I had the opportunity (thanks to Bonnie’s tireless efforts and several tankfuls of gasoline in her van) to see 3 of Prelude’s offspring. Each was unique, and each was very correct with straight legs, big knees and hocks, nice shoulder angles, and Prelude’s eyes. They all had Prelude’s beautiful eyes. Eyes with an expression that was dignified and aristocratic and at the same time soft and kind. They impressed me as being horses with enough talent to take them to the highest levels of dressage and jumping and with dispositions that were easy to handle and suitable for an amateur owner. The perfect combination! I started imagining what foals would look like out of my mares and by Prelude. Oh, the possibilities!
The vet came out and we collected Prelude (even though it was January and therefore earlier in the year than we would normally be breeding him). But I figured I needed to see the routine that Bonnie and her vet had established so that I could reproduce it at home. Again, I was impressed. Prelude is definitely a stallion with a strong libido, but is manageable and well behaved. He was easily ground collected in his stall and then we examined his semen under the microscope. Everything looked wonderful. His numbers and morphology were great. This horse was really shaping up to be the horse that I was looking for!
The next day was spent traveling home. I had one scare in Calgary when the plane was delayed twice—once due to a mechanical issue and once due to fog. But I did make it home by Friday night. Somehow my luggage ended up in Atlanta. I was never in Atlanta. I don’t plan on going there (or anywhere else) in the near future. I’ll be busy getting ready for Prelude’s arrival. He passed his pre-purchase exam and will be traveling to Iowa in early March. Imagine what an adventure that will be for him!

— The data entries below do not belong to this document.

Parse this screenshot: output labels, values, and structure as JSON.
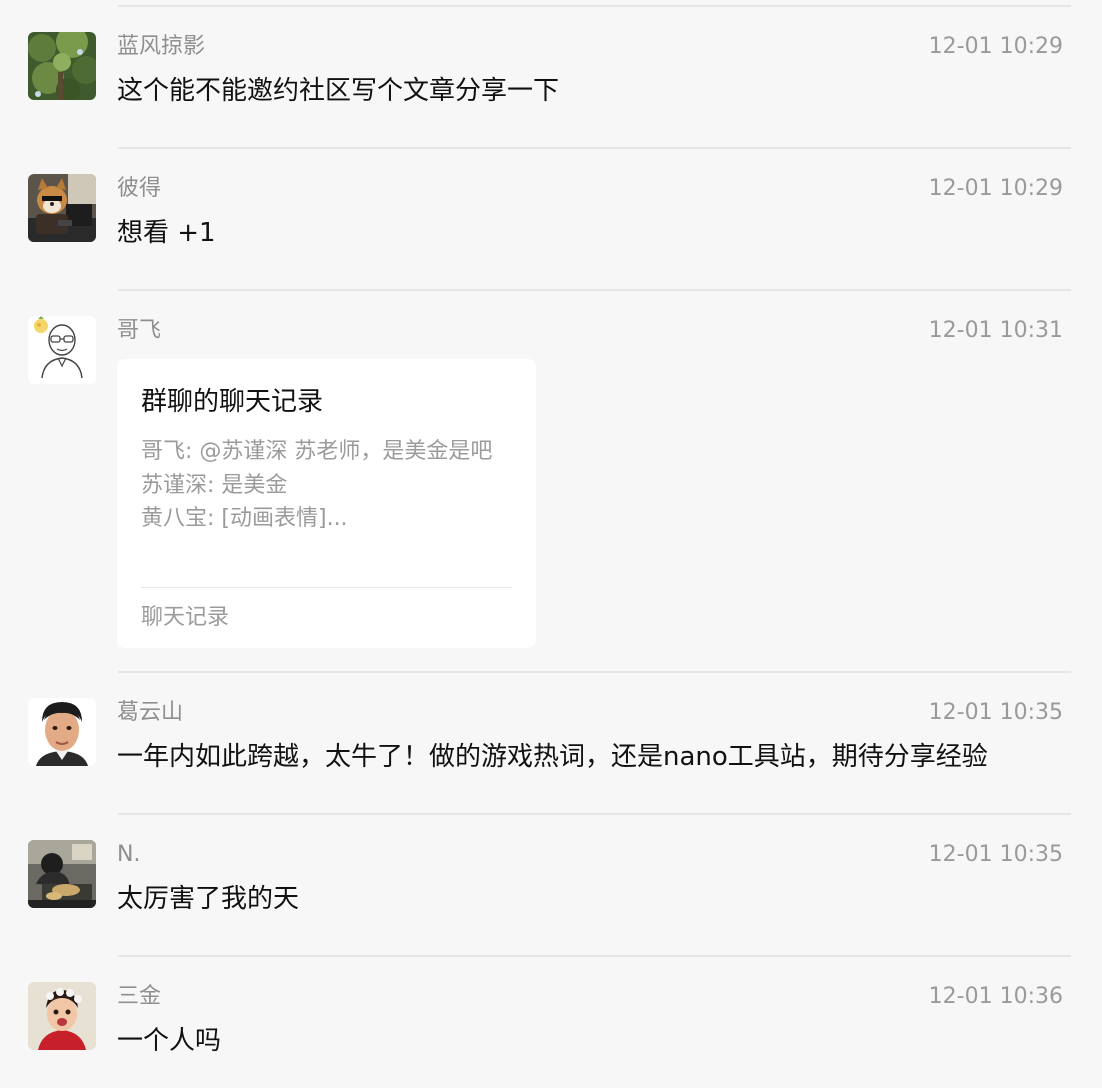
{
  "messages": [
    {
      "name": "蓝风掠影",
      "time": "12-01 10:29",
      "text": "这个能不能邀约社区写个文章分享一下",
      "avatar_icon": "tree-canopy-photo-icon"
    },
    {
      "name": "彼得",
      "time": "12-01 10:29",
      "text": "想看 +1",
      "avatar_icon": "shiba-dog-at-computer-icon"
    },
    {
      "name": "哥飞",
      "time": "12-01 10:31",
      "avatar_icon": "bald-man-with-glasses-sketch-icon",
      "card": {
        "title": "群聊的聊天记录",
        "lines": [
          "哥飞: @苏谨深 苏老师，是美金是吧",
          "苏谨深: 是美金",
          "黄八宝: [动画表情]..."
        ],
        "footer": "聊天记录"
      }
    },
    {
      "name": "葛云山",
      "time": "12-01 10:35",
      "text": "一年内如此跨越，太牛了！做的游戏热词，还是nano工具站，期待分享经验",
      "avatar_icon": "cartoon-man-portrait-icon"
    },
    {
      "name": "N.",
      "time": "12-01 10:35",
      "text": "太厉害了我的天",
      "avatar_icon": "person-at-desk-photo-icon"
    },
    {
      "name": "三金",
      "time": "12-01 10:36",
      "text": "一个人吗",
      "avatar_icon": "child-with-flower-crown-icon"
    }
  ],
  "colors": {
    "background": "#f7f7f7",
    "divider": "#e6e6e6",
    "name": "#8f8f8f",
    "time": "#9a9a9a",
    "text": "#111111",
    "card_bg": "#ffffff"
  }
}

*Prelude arrived safely at Stopek Stables in March 2005 and is busy breeding mares and showing. Please visit his website at www.PreludeByMozart.com for more information.
Prelude by Mozart is owned by Karen Stopek/Stopek Stables.
For more information, phone 515-988-2700 or
or write to Karen Stopek at 246819 270th St., Adel, Iowa 50003.
Copyright 2009 by Stopek Stables
No photos or video clips on this site may be copied or reproduced without written consent of Stopek Stables.
This page last updated on June 07, 2009